Task prompt —
Look for the word "Save" in the entries and copy every line where it shows up.

Web page and app entries
····················

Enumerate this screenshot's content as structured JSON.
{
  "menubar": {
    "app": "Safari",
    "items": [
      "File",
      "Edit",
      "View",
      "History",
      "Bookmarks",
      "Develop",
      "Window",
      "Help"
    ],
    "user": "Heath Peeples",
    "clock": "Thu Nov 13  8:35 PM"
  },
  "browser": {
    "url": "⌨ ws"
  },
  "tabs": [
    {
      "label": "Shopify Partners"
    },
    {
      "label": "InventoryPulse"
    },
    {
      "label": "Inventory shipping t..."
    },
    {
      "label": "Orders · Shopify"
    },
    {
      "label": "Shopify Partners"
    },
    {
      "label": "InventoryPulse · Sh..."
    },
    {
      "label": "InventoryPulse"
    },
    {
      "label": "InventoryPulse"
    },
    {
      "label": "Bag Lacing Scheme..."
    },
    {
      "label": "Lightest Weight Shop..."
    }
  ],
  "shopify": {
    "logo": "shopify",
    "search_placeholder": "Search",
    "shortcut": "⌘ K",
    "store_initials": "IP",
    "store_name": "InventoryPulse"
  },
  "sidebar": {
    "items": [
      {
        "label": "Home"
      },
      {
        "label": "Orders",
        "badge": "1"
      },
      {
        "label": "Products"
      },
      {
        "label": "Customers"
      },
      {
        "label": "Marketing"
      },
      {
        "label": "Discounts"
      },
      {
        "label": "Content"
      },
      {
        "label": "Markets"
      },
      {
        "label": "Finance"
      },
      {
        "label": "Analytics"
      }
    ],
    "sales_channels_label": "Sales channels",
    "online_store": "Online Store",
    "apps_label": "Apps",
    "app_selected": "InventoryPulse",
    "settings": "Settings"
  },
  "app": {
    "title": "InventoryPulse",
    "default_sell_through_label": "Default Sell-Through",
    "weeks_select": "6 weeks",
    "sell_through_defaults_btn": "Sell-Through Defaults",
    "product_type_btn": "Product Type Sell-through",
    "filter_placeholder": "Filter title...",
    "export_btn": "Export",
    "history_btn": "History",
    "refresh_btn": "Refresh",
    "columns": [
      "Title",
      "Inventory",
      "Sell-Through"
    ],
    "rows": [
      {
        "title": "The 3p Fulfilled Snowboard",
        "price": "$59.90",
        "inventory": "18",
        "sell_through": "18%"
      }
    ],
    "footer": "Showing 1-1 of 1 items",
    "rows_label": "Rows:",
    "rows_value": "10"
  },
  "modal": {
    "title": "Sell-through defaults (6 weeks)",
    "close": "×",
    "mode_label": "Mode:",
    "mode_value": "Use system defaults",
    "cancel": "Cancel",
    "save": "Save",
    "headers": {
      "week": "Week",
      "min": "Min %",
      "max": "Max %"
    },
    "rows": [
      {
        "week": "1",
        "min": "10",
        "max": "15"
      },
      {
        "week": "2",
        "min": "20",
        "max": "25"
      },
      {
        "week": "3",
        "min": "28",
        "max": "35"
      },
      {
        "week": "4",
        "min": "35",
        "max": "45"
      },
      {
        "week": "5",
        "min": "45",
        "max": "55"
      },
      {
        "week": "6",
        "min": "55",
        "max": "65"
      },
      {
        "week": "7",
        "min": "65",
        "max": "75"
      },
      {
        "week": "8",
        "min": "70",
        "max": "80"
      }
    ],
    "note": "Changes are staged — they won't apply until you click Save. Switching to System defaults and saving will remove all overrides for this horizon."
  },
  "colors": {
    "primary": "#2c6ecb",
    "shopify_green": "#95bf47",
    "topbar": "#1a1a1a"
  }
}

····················

Solved exercise —
    "save": "Save",
    "note": "Changes are staged — they won't apply until you click Save. Switching to System defaults and saving will remove all overrides for this horizon."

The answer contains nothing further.